[TASK OBJECTIVE]
Return the lines below that contain the word "workflows".

(WORKING DATA)

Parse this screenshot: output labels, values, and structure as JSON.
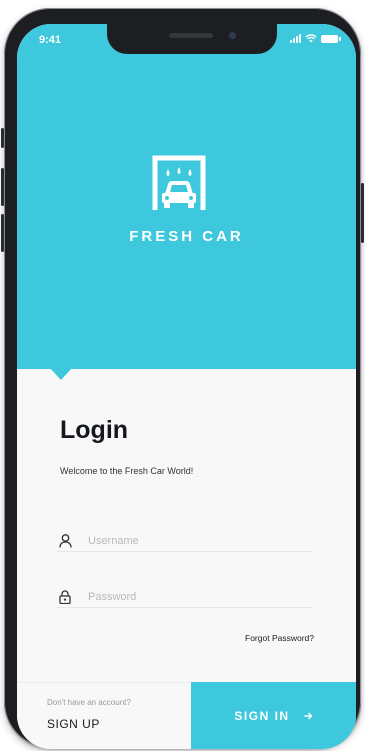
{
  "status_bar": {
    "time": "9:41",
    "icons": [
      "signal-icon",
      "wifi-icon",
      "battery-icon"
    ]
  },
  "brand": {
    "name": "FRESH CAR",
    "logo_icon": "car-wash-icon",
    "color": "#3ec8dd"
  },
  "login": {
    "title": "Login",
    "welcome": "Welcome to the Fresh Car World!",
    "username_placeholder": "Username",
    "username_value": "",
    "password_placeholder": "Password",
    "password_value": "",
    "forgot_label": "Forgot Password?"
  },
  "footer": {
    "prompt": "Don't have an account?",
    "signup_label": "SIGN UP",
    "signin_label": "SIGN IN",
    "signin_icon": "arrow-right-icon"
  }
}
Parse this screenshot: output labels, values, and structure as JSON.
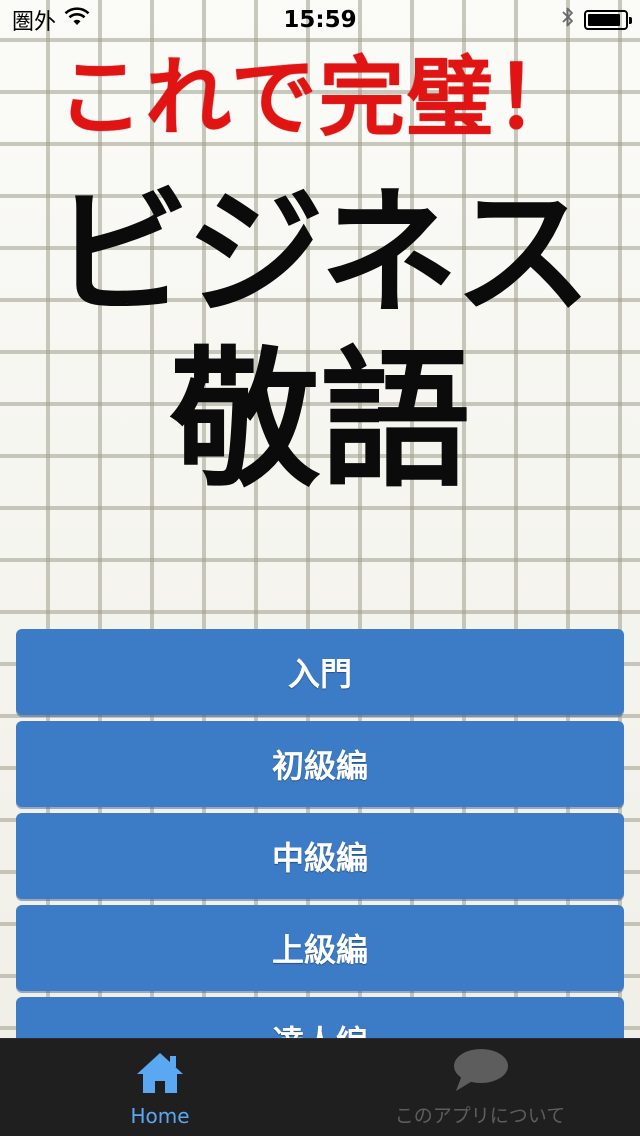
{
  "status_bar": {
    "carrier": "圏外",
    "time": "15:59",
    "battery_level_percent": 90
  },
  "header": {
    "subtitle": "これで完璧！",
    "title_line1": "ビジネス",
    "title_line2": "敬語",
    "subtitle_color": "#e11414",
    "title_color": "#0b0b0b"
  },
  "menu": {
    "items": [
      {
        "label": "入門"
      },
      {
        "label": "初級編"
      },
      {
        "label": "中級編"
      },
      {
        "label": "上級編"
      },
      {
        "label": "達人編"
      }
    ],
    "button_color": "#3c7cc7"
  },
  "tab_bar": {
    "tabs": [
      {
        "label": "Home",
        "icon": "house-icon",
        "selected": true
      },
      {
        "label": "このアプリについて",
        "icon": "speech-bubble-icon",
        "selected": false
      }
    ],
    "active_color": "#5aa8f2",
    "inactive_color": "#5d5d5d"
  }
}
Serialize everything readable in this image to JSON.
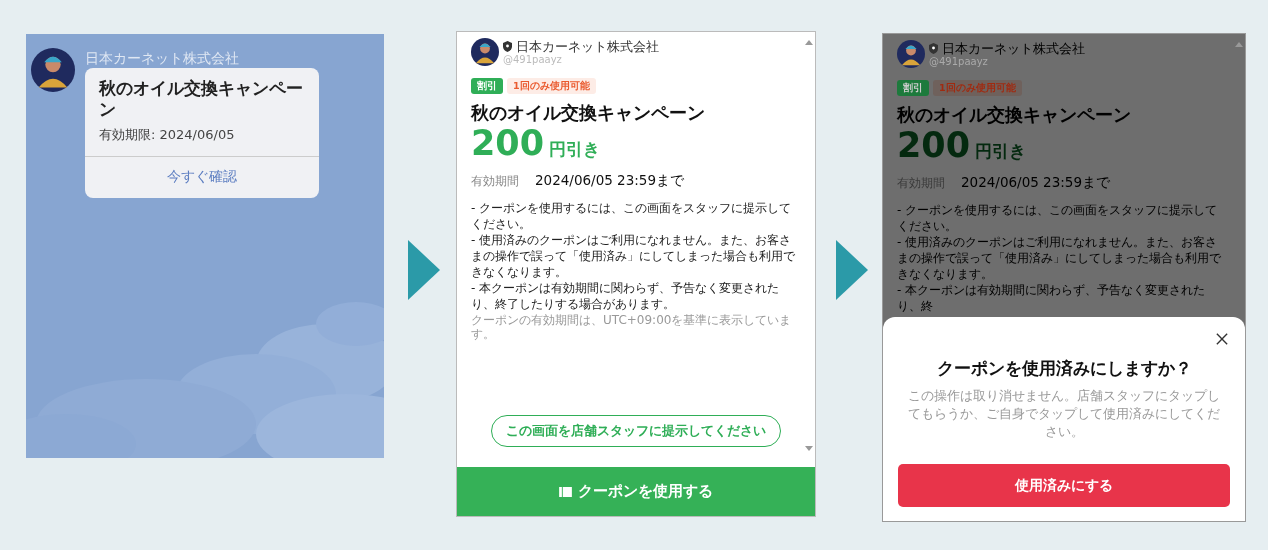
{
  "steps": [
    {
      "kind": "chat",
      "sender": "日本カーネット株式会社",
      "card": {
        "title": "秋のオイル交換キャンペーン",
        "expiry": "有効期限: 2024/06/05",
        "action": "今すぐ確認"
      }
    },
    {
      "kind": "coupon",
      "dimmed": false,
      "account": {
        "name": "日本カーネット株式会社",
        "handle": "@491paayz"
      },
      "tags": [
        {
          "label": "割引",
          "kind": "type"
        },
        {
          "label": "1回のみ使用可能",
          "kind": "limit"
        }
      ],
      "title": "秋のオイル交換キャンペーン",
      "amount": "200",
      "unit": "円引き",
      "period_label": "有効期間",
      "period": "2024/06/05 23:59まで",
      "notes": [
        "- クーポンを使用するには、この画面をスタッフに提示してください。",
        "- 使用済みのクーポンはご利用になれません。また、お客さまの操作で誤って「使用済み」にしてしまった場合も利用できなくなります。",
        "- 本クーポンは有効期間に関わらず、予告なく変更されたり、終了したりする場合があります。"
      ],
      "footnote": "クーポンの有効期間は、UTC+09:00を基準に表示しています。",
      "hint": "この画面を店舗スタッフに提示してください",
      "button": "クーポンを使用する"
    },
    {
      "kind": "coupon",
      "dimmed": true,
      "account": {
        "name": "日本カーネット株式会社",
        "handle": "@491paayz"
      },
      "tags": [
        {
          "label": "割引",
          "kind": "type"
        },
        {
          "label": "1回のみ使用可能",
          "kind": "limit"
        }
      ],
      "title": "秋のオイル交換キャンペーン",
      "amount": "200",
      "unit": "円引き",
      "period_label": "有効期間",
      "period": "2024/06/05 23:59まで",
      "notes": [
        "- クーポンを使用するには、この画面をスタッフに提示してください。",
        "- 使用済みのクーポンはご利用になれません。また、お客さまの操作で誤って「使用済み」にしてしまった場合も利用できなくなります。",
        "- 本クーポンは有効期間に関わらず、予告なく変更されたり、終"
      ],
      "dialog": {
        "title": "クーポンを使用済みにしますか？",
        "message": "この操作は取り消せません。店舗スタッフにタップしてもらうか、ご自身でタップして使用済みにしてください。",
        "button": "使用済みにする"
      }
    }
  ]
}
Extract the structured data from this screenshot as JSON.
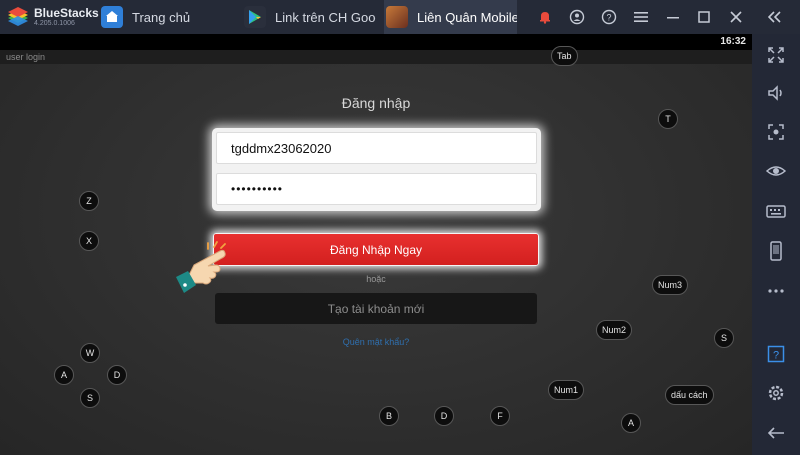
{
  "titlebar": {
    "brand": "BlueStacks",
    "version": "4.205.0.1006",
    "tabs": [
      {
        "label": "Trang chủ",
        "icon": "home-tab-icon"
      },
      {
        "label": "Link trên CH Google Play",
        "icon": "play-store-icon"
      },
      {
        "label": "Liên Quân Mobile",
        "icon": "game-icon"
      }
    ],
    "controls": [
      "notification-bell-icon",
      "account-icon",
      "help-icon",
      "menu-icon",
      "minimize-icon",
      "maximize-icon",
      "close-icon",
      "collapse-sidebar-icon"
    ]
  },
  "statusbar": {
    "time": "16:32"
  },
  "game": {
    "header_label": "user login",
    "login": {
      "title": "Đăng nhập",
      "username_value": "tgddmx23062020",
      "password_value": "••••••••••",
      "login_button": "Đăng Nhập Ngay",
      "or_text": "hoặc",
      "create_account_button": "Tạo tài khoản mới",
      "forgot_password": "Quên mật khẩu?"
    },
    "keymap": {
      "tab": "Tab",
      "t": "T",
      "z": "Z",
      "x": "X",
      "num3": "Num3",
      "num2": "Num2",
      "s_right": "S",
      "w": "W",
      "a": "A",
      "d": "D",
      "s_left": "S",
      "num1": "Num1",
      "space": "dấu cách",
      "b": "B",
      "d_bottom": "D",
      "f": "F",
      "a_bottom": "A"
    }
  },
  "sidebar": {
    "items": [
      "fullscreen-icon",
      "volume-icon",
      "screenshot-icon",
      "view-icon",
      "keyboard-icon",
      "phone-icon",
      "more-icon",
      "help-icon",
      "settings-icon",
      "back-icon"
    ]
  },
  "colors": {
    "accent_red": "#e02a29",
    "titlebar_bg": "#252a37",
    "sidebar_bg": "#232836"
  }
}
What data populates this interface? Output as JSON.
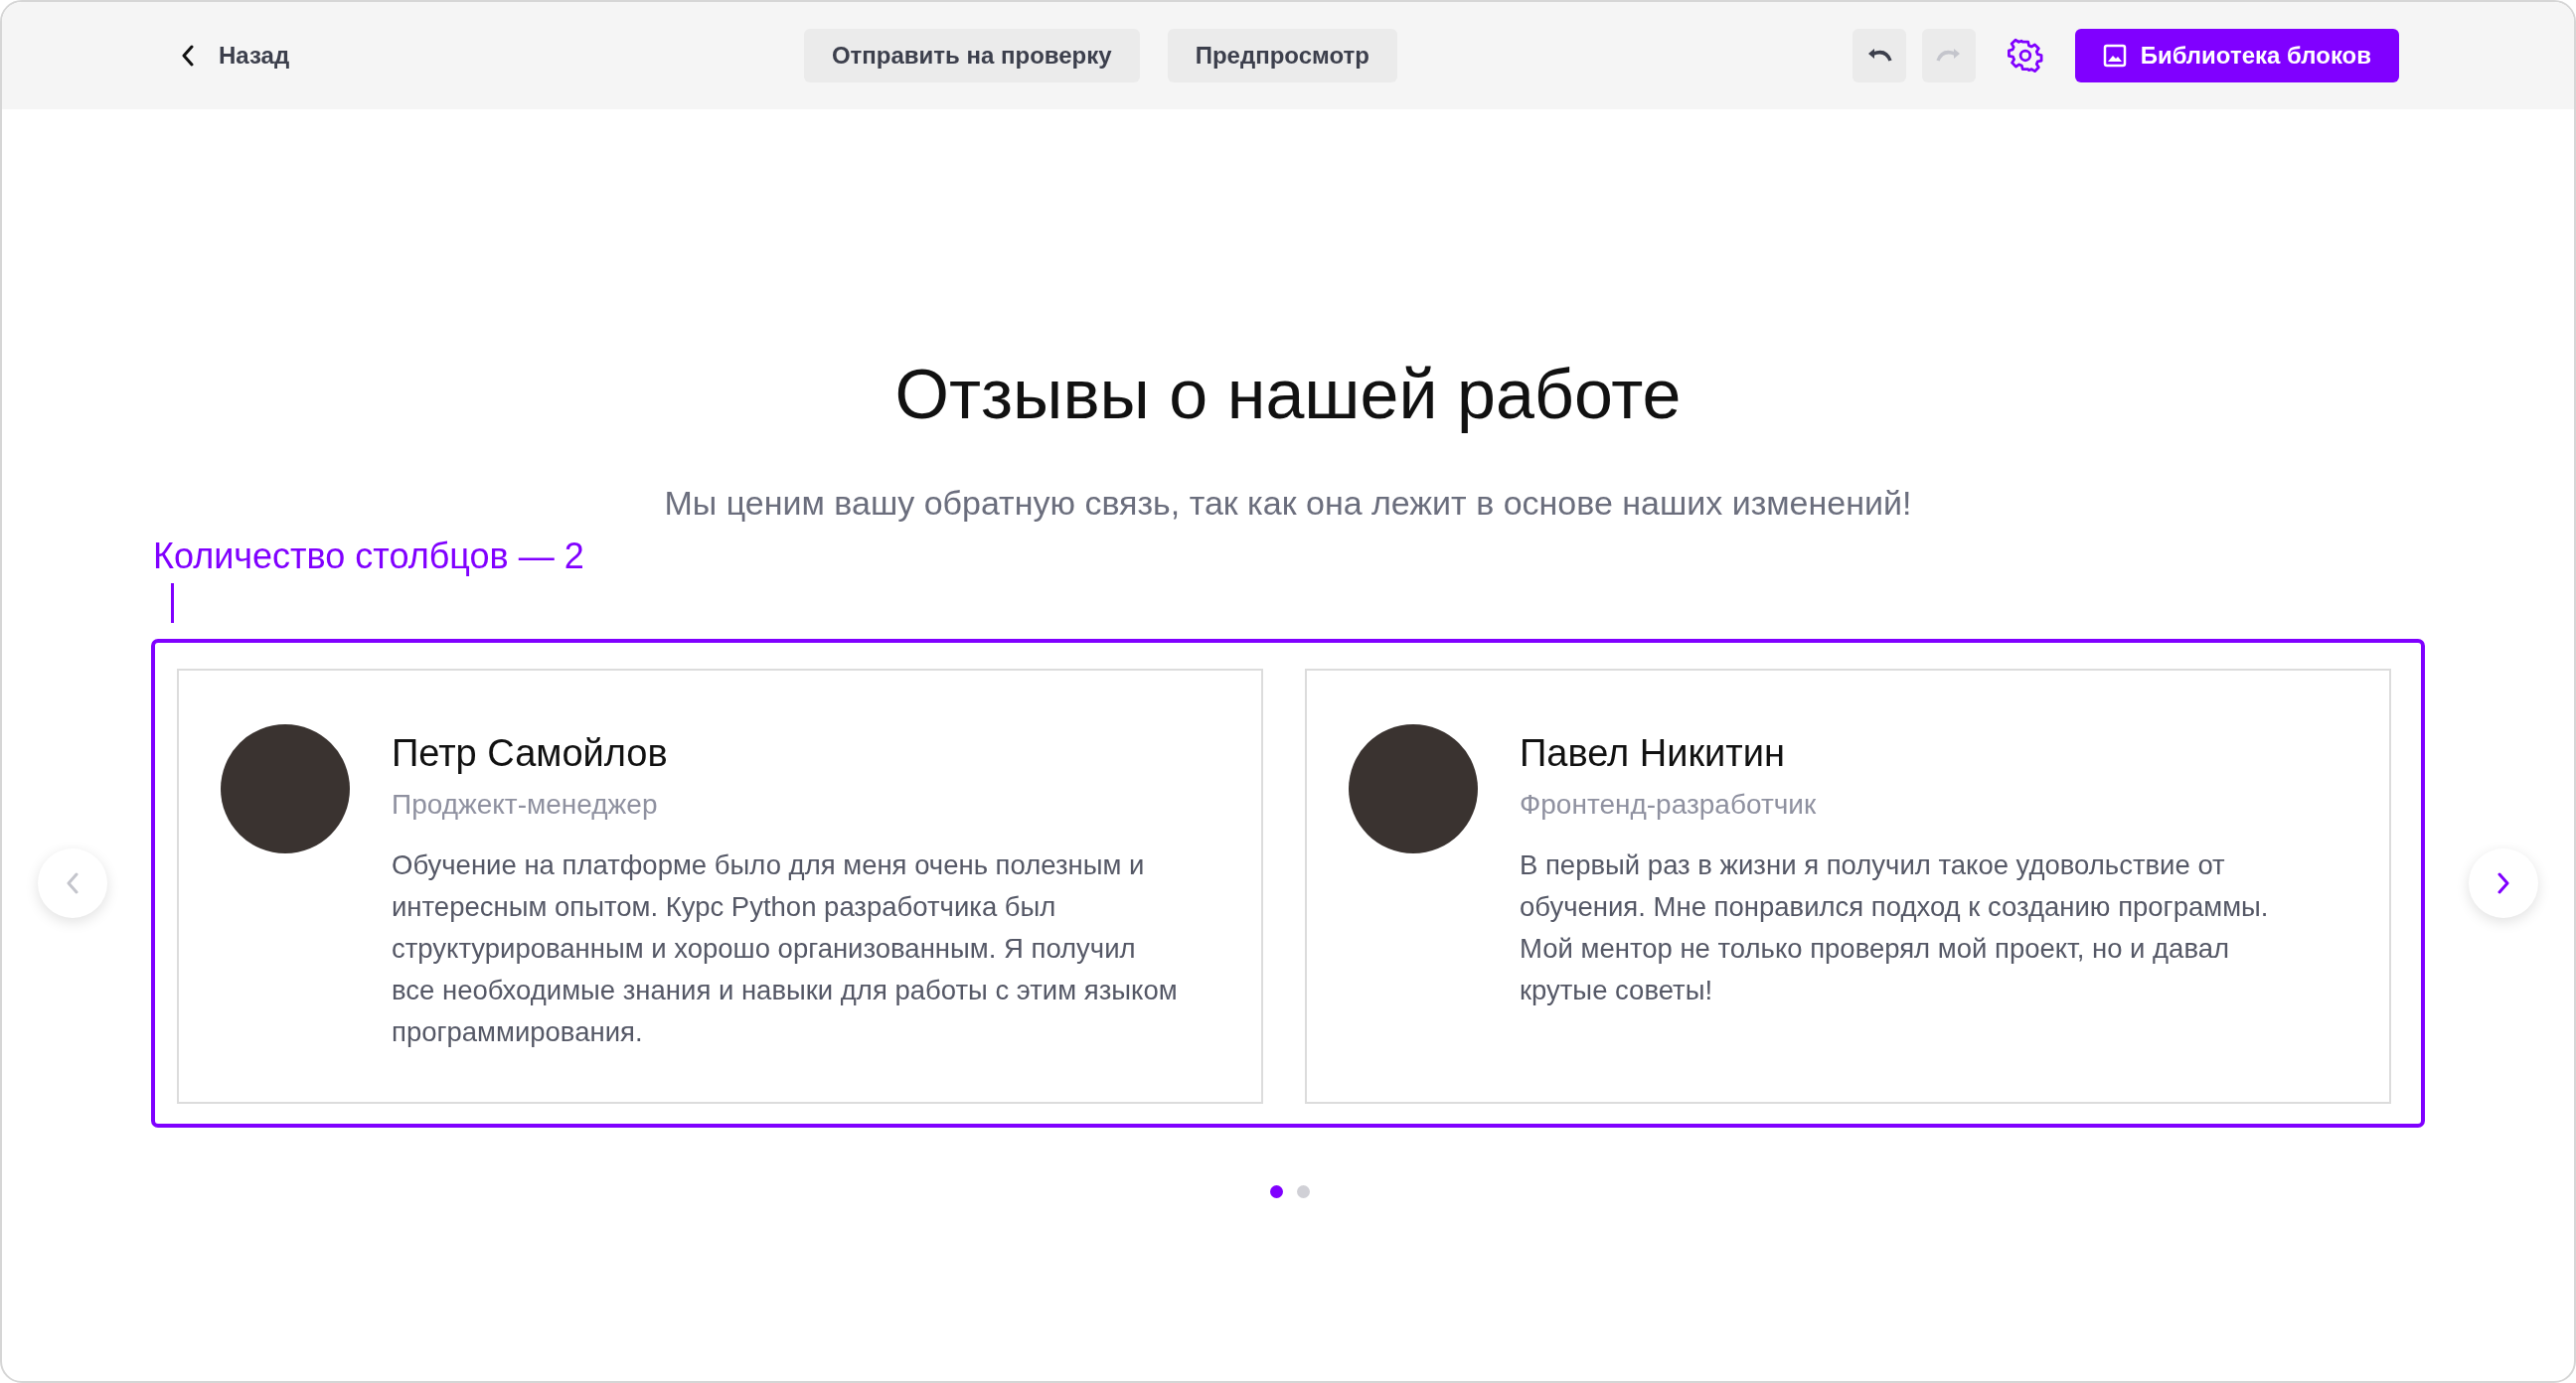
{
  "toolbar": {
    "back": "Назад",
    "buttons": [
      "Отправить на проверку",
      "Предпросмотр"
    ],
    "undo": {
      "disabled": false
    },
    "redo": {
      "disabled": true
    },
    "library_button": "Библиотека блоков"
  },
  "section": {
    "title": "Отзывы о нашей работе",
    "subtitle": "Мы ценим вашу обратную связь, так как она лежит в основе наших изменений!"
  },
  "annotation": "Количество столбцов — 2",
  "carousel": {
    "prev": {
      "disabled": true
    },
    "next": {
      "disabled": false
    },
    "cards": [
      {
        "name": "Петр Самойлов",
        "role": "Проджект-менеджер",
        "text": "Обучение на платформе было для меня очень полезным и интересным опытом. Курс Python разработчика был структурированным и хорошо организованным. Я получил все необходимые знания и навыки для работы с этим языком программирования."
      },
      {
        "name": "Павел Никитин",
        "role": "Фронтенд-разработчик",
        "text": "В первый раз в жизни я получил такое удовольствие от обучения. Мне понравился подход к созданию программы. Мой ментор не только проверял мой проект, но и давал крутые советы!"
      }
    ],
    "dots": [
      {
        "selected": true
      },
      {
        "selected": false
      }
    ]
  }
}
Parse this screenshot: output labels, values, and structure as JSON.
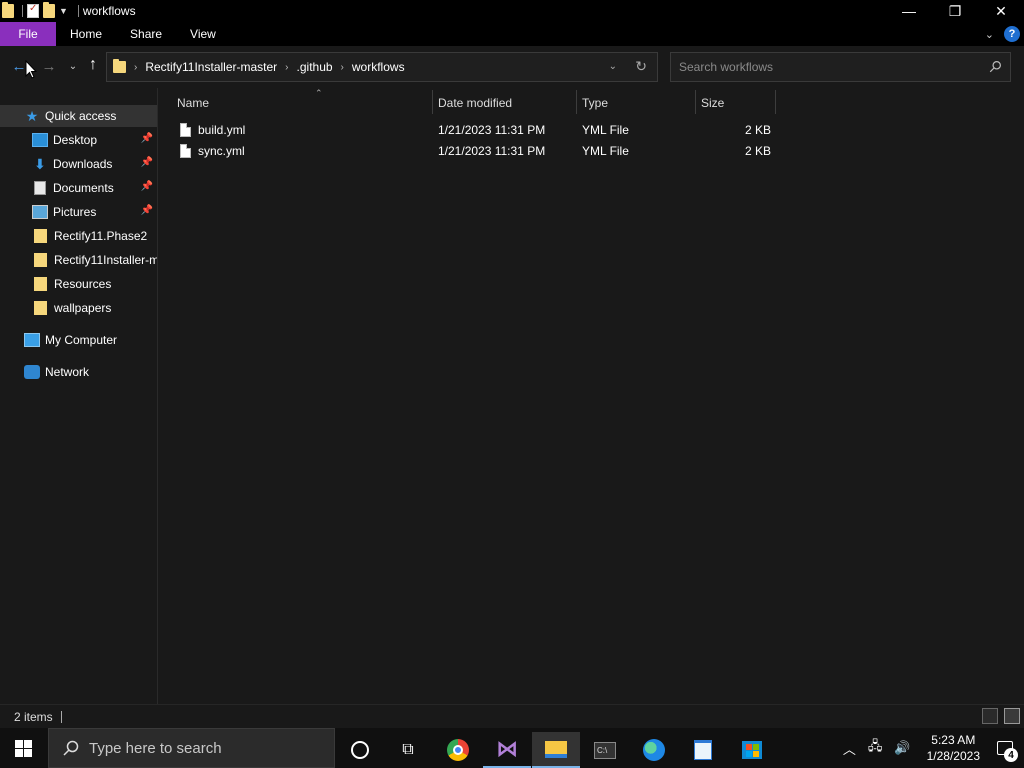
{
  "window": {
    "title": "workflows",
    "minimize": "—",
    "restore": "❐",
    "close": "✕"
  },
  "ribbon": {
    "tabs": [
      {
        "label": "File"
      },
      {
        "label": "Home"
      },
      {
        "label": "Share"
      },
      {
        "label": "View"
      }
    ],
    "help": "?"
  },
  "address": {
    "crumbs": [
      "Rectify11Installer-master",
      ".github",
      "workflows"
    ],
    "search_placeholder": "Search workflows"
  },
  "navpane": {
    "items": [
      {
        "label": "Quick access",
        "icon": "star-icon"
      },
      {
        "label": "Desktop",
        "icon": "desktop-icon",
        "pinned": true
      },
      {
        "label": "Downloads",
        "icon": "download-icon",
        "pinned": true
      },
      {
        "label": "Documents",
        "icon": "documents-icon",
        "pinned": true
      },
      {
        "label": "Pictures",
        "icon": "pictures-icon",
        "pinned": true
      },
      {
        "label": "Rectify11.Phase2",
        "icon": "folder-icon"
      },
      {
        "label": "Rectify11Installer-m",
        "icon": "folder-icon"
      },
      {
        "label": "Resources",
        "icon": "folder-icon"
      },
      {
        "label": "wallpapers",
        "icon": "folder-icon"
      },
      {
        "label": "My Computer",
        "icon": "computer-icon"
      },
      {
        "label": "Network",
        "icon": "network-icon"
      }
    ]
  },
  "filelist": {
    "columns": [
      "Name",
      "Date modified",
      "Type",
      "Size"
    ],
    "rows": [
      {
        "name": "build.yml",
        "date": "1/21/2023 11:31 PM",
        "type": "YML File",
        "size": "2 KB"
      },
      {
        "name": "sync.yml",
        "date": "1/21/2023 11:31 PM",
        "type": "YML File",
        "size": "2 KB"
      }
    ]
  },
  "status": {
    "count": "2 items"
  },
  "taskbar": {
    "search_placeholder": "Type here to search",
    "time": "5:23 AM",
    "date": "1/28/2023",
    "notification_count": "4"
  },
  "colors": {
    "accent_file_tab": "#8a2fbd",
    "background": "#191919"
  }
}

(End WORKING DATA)

[OUTPUT FOR THIS EXERCISE]
    "title": "workflows",
      "workflows"
    "search_placeholder": "Search workflows"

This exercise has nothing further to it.